Data items:
= = = = = = =

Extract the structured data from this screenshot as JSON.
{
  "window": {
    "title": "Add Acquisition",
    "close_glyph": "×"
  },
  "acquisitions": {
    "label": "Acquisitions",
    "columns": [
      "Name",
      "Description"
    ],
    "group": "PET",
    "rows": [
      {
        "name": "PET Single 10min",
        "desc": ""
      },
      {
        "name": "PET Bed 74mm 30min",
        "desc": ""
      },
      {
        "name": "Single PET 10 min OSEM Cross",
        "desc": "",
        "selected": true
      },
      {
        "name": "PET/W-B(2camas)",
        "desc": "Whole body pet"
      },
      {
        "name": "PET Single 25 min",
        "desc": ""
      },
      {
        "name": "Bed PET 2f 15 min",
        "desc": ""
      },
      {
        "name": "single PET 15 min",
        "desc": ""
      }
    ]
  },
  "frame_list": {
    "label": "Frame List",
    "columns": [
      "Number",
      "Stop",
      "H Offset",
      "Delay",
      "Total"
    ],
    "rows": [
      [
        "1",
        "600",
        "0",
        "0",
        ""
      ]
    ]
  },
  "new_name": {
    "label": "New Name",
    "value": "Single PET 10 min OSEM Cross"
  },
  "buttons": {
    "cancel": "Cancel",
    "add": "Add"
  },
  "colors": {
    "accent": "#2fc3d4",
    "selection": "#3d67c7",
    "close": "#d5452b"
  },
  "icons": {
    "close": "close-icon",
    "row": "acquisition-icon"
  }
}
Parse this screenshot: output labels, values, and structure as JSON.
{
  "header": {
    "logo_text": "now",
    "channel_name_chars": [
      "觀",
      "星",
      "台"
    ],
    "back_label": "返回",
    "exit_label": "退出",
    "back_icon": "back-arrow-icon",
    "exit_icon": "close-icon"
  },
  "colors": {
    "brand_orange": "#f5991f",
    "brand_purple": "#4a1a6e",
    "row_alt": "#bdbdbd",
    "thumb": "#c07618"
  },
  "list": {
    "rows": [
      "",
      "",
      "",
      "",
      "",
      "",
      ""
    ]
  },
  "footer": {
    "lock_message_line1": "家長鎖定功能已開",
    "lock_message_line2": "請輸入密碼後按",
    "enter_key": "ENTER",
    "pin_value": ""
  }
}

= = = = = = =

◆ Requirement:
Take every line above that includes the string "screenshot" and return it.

◆ Result of this task:
Extract the structured data from this screenshot as JSON.
Parse this screenshot: output labels, values, and structure as JSON.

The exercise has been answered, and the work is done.